• _Listed records_
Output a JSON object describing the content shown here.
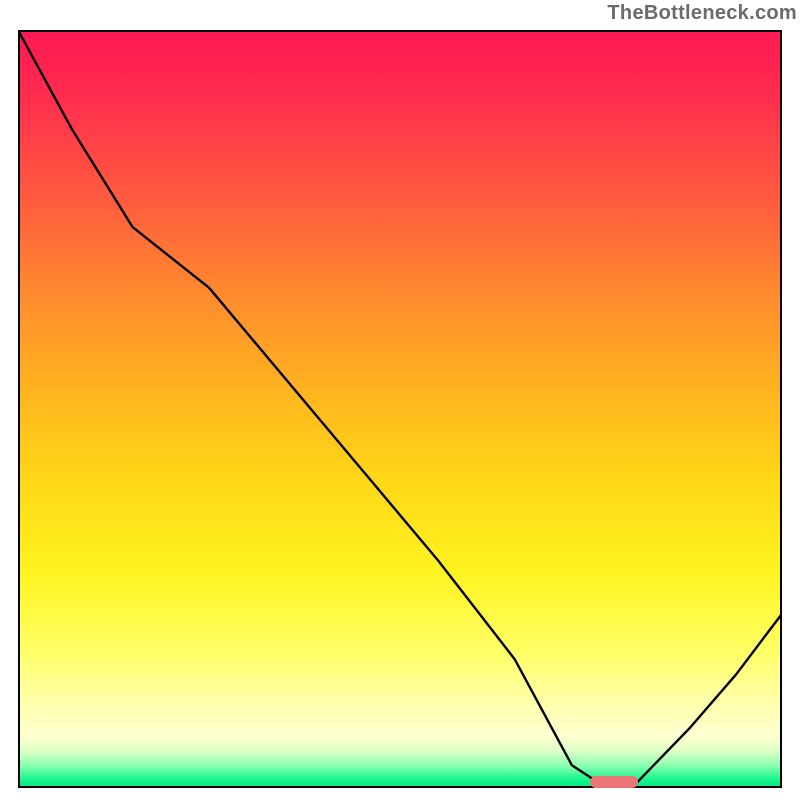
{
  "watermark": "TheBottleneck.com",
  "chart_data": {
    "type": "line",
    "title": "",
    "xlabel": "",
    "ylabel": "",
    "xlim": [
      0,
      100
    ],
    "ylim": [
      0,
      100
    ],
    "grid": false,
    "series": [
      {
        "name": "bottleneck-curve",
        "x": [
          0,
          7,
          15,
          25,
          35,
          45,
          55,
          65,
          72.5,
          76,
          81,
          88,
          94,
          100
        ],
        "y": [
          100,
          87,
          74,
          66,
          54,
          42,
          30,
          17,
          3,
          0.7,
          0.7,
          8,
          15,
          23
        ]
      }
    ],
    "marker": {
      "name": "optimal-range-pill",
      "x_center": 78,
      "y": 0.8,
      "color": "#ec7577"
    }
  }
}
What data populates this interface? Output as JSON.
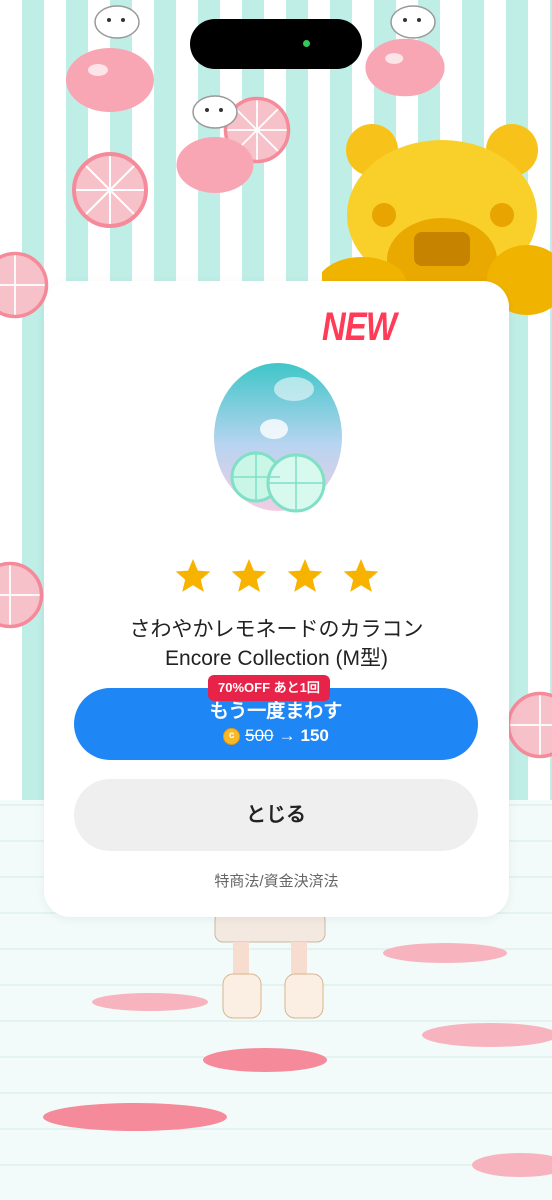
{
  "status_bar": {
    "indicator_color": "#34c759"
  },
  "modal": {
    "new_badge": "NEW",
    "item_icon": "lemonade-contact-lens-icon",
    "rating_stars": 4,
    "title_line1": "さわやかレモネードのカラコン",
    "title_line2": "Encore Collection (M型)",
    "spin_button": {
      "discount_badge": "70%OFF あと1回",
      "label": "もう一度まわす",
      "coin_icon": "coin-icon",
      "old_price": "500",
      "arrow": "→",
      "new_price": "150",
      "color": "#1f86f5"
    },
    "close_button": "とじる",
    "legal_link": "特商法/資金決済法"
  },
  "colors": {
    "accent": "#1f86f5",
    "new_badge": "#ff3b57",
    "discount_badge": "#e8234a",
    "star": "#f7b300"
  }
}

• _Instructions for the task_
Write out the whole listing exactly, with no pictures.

• _Answer to this exercise_
Output a JSON object describing the content shown here.
{
  "watermark": "TheBottleneck.com",
  "chart_data": {
    "type": "line",
    "title": "",
    "xlabel": "",
    "ylabel": "",
    "xlim": [
      0,
      100
    ],
    "ylim": [
      0,
      100
    ],
    "grid": false,
    "series": [
      {
        "name": "bottleneck-curve",
        "x": [
          0,
          7,
          15,
          25,
          35,
          45,
          55,
          65,
          72.5,
          76,
          81,
          88,
          94,
          100
        ],
        "y": [
          100,
          87,
          74,
          66,
          54,
          42,
          30,
          17,
          3,
          0.7,
          0.7,
          8,
          15,
          23
        ]
      }
    ],
    "marker": {
      "name": "optimal-range-pill",
      "x_center": 78,
      "y": 0.8,
      "color": "#ec7577"
    }
  }
}
What data populates this interface? Output as JSON.
{
  "status_bar": {
    "indicator_color": "#34c759"
  },
  "modal": {
    "new_badge": "NEW",
    "item_icon": "lemonade-contact-lens-icon",
    "rating_stars": 4,
    "title_line1": "さわやかレモネードのカラコン",
    "title_line2": "Encore Collection (M型)",
    "spin_button": {
      "discount_badge": "70%OFF あと1回",
      "label": "もう一度まわす",
      "coin_icon": "coin-icon",
      "old_price": "500",
      "arrow": "→",
      "new_price": "150",
      "color": "#1f86f5"
    },
    "close_button": "とじる",
    "legal_link": "特商法/資金決済法"
  },
  "colors": {
    "accent": "#1f86f5",
    "new_badge": "#ff3b57",
    "discount_badge": "#e8234a",
    "star": "#f7b300"
  }
}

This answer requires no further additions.